Most of us have never had our hopes dashed in such brutal fashion, but many of us have faced a moment when hope was gone, when things we counted on failed us, when it’s difficult to go forward. The loss of a loved one, the failure of a relationship, or a diagnosis from the doctor can throw a person into despair. It can make the future seem bleak, hopeless.
On a larger scale, how do you hope for peace in an era of endless terror, conflict, and war? How do congregations look to the future with excitement when fewer and fewer Americans are interested in church? How do you hope for an end to racism and discrimination when hate seem to be growing worse? How can poverty end when economic inequality is growing?
Without hope and optimism, people fear the future. They tend to get depressed or anxious or overly reactive. You can see that in the hyper partisan politics of our day, in the shrill and vicious “conversations” on social media, in the way many people see little point in voting. You can see it when congregations and denominations engage in nasty fights over how to interpret the Bible or worship styles or most anything else.
Luke’s gospel doesn’t say so, but I have to think there were some pretty big blow ups by disciples that first Easter morning. Some wanted to stay together and see what would happen. Some thought that was crazy and just wanted to go home. Some were angry at the Romans. Some were angry at themselves for ever having followed Jesus. Some were upset that they hadn’t made an effort to save Jesus.
What sort of good-byes had bee said when two disciples left for Emmaus? Had it been a fond parting? Or had they left in a huff, shouting over their shoulders, “We’re out of here.”
Whatever the circumstances, two disciples make their way toward Emmaus on the afternoon of the first Easter. When the risen Jesus joins them, they have no idea who he is. Is this divine sleight of hand, or does seeing him require more hope that they can muster?
Jesus asks what they are talking about, and they stop, looking sad.
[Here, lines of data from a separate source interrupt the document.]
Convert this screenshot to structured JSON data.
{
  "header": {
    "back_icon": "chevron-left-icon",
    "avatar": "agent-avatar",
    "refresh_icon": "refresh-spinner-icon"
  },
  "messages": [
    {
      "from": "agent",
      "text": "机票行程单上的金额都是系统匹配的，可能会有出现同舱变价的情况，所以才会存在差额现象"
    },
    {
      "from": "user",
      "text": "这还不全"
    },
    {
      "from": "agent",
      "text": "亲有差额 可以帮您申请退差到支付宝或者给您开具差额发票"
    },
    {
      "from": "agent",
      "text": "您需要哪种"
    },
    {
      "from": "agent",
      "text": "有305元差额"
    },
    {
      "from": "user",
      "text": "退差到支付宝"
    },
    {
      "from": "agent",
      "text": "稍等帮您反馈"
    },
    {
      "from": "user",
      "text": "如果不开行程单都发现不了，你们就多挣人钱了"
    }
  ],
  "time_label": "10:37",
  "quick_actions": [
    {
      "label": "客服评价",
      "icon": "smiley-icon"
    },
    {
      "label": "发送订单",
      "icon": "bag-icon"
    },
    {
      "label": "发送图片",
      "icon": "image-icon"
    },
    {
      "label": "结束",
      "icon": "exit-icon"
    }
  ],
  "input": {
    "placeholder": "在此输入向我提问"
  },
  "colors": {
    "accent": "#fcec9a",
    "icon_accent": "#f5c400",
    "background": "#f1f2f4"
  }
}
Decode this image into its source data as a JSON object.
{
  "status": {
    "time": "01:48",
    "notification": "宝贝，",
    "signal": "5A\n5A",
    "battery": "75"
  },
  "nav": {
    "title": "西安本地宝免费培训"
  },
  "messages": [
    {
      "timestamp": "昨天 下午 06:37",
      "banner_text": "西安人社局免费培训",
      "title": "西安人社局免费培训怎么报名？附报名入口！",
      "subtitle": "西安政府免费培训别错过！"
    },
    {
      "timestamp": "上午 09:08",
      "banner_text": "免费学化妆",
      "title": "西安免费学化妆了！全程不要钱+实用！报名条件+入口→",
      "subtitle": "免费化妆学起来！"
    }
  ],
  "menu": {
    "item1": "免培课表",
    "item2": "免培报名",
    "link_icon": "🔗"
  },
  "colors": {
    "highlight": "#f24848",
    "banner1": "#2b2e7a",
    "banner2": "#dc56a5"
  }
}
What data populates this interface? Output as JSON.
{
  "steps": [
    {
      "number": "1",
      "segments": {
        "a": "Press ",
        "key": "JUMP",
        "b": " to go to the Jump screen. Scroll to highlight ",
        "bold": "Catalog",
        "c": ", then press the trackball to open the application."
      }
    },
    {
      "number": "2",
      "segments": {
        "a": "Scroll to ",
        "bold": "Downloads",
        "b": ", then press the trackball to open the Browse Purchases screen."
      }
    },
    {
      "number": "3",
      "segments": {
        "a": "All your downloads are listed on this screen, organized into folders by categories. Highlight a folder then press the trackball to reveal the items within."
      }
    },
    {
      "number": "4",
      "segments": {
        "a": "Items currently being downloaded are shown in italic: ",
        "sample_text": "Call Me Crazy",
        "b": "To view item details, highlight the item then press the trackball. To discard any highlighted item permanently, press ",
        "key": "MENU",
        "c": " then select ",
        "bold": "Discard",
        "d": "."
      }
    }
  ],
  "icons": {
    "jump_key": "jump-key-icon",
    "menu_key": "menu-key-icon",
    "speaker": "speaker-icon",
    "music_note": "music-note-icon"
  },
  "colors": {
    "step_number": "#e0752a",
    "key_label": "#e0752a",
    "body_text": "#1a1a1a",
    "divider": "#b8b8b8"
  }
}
Their pain is raw, but they share a short synopsis of what had happened over the last few days, ending with, “But we had hoped that he was the one to redeem Israel.” They had hoped. But no longer.
Jesus had showed them a new way, a way rooted in love, a way that did not meet violence with more violence, a way that did not always have to have more but trusted God’s provision, a way that cared for the poor and broken, that worked for a new community rooted in God’s love and God’s priorities. Jesus had confronted the powerful, those heavily invested in old ways, with his new way of love. But the powerful had killed Jesus, had shut him up for good, and for two disciples journeying to Emmaus, hope had died, too.